The number of cars built in the UK in April rose 5.2% on the same month last year, the industry’s trade body says.
Some 127,950 cars rolled off production lines, driven by investment in new models, the Society of Motor Manufacturers and Traders said.
However, last month’s increase came off the back of a double-digit fall in production in April 2017.
SMMT boss Mike Hawes said the rise was not a surprise, and he again warned about Brexit’s impact on the industry.
In April last year the timing of the Easter bank holiday hit output. For that reason, the SMMT chief executive said, last month’s “growth isn’t altogether surprising”.
Manufacturing for both home and overseas markets rose by 7.3% and 4.7% respectively, with 103,662 cars built for export in April and accounting for 81.0% of production.
Despite April’s rise, the picture so far this year is more gloomy.
Overall output is down 3.9%, with a total of 568,378 cars manufactured in the first four months. Four-fifths of these were exported, as domestic demand fell 10.3% against only a 2.2% decline in vehicles destined for export.
In March, the number of cars built fell 13.3% year-on-year.
The SMMT has warned that the industry is increasingly concerned about the progress of Brexit trade talks, and Mr Hawes returned to the theme on Thursday.

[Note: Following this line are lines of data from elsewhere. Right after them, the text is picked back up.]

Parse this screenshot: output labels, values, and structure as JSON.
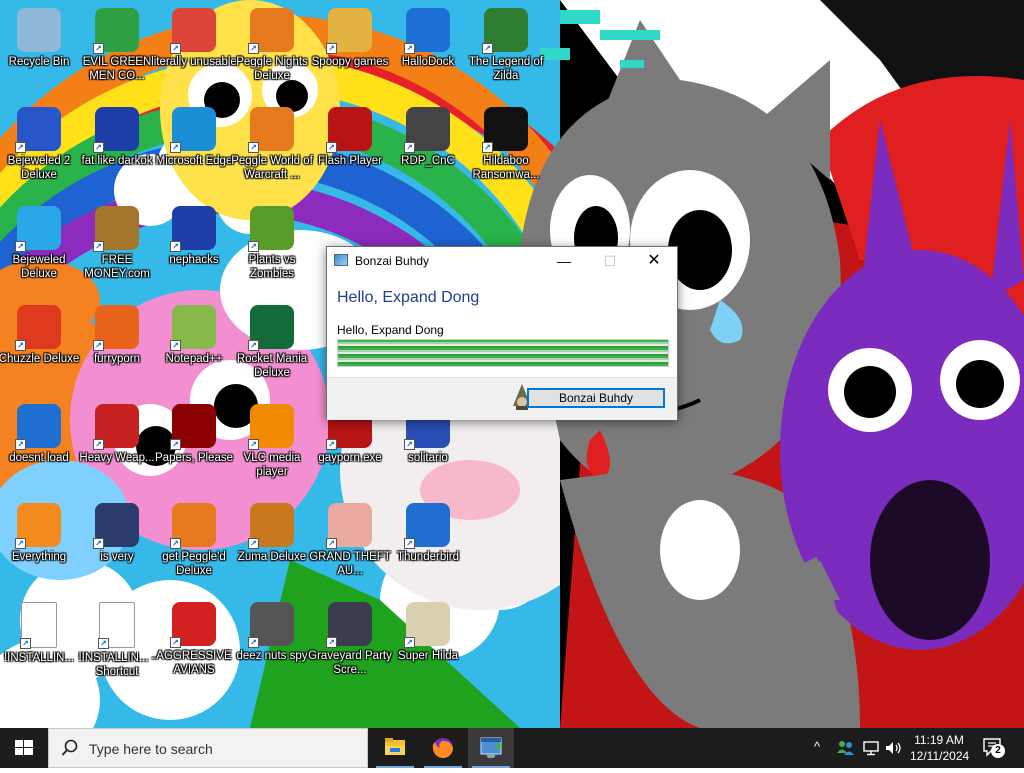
{
  "desktop": {
    "icons": [
      {
        "label": "Recycle Bin",
        "icon": "recycle-bin-icon"
      },
      {
        "label": "EVIL GREEN MEN CO...",
        "icon": "messenger-people-icon"
      },
      {
        "label": "literally unusable",
        "icon": "chrome-icon"
      },
      {
        "label": "Peggle Nights Deluxe",
        "icon": "peggle-icon"
      },
      {
        "label": "Spoopy games",
        "icon": "folder-icon"
      },
      {
        "label": "HalloDock",
        "icon": "windows-shield-icon"
      },
      {
        "label": "The Legend of Zilda",
        "icon": "zelda-character-icon"
      },
      {
        "label": "Bejeweled 2 Deluxe",
        "icon": "bejeweled-2-icon"
      },
      {
        "label": "fat like darkok",
        "icon": "mpi-logo-icon"
      },
      {
        "label": "Microsoft Edge",
        "icon": "edge-icon"
      },
      {
        "label": "Peggle World of Warcraft ...",
        "icon": "peggle-icon"
      },
      {
        "label": "Flash Player",
        "icon": "flash-icon"
      },
      {
        "label": "RDP_CnC",
        "icon": "rdp-icon"
      },
      {
        "label": "Hildaboo Ransomwa...",
        "icon": "yashma-icon"
      },
      {
        "label": "Bejeweled Deluxe",
        "icon": "diamond-icon"
      },
      {
        "label": "FREE MONEY.com",
        "icon": "money-bag-icon"
      },
      {
        "label": "nephacks",
        "icon": "mpi-logo-icon"
      },
      {
        "label": "Plants vs Zombies",
        "icon": "plants-vs-zombies-icon"
      },
      {
        "label": "Chuzzle Deluxe",
        "icon": "chuzzle-icon"
      },
      {
        "label": "furryporn",
        "icon": "firefox-icon"
      },
      {
        "label": "Notepad++",
        "icon": "notepad-plus-plus-icon"
      },
      {
        "label": "Rocket Mania Deluxe",
        "icon": "rocket-mania-icon"
      },
      {
        "label": "doesnt load",
        "icon": "thunderbird-icon"
      },
      {
        "label": "Heavy Weap...",
        "icon": "radiation-icon"
      },
      {
        "label": "Papers, Please",
        "icon": "papers-please-icon"
      },
      {
        "label": "VLC media player",
        "icon": "vlc-icon"
      },
      {
        "label": "gayporn.exe",
        "icon": "flash-icon"
      },
      {
        "label": "solitario",
        "icon": "solitaire-icon"
      },
      {
        "label": "Everything",
        "icon": "everything-search-icon"
      },
      {
        "label": "is very",
        "icon": "mpi-shield-icon"
      },
      {
        "label": "get Peggle'd Deluxe",
        "icon": "peggle-icon"
      },
      {
        "label": "Zuma Deluxe",
        "icon": "zuma-icon"
      },
      {
        "label": "GRAND THEFT AU...",
        "icon": "anime-girl-icon"
      },
      {
        "label": "Thunderbird",
        "icon": "thunderbird-icon"
      },
      {
        "label": "!INSTALLIN...",
        "icon": "text-document-icon"
      },
      {
        "label": "!INSTALLIN... - Shortcut",
        "icon": "text-document-icon"
      },
      {
        "label": "AGGRESSIVE AVIANS",
        "icon": "angry-birds-icon"
      },
      {
        "label": "deez nuts spy",
        "icon": "window-stack-icon"
      },
      {
        "label": "Graveyard Party Scre...",
        "icon": "graveyard-icon"
      },
      {
        "label": "Super Hilda",
        "icon": "pixel-character-icon"
      }
    ]
  },
  "dialog": {
    "title": "Bonzai Buhdy",
    "heading": "Hello, Expand Dong",
    "subtext": "Hello, Expand Dong",
    "progress": 1.0,
    "button_label": "Bonzai Buhdy",
    "controls": {
      "minimize": "—",
      "maximize": "☐",
      "close": "✕"
    }
  },
  "taskbar": {
    "search_placeholder": "Type here to search",
    "apps": [
      {
        "name": "file-explorer",
        "icon": "folder-icon"
      },
      {
        "name": "firefox",
        "icon": "firefox-icon"
      },
      {
        "name": "bonzai-buhdy",
        "icon": "bonzai-app-icon",
        "active": true
      }
    ],
    "tray": {
      "chevron": "^",
      "time": "11:19 AM",
      "date": "12/11/2024",
      "notifications": "2"
    }
  },
  "colors": {
    "taskbar_bg": "#1c1c1c",
    "dialog_heading": "#1f3f8f",
    "accent": "#0078d7",
    "progress_green": "#3fb24f"
  }
}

In a statement accompanying the production figures, he said April’s rise was due to planned new model investment that “was made on the basis of the free and frictionless trade afforded by our EU membership”.
Future growth of the UK car industry “depends upon maintaining these competitive conditions after Brexit”, he added. “That’s why it is critical that government acts to safeguard our participation in the EU customs union and single market.”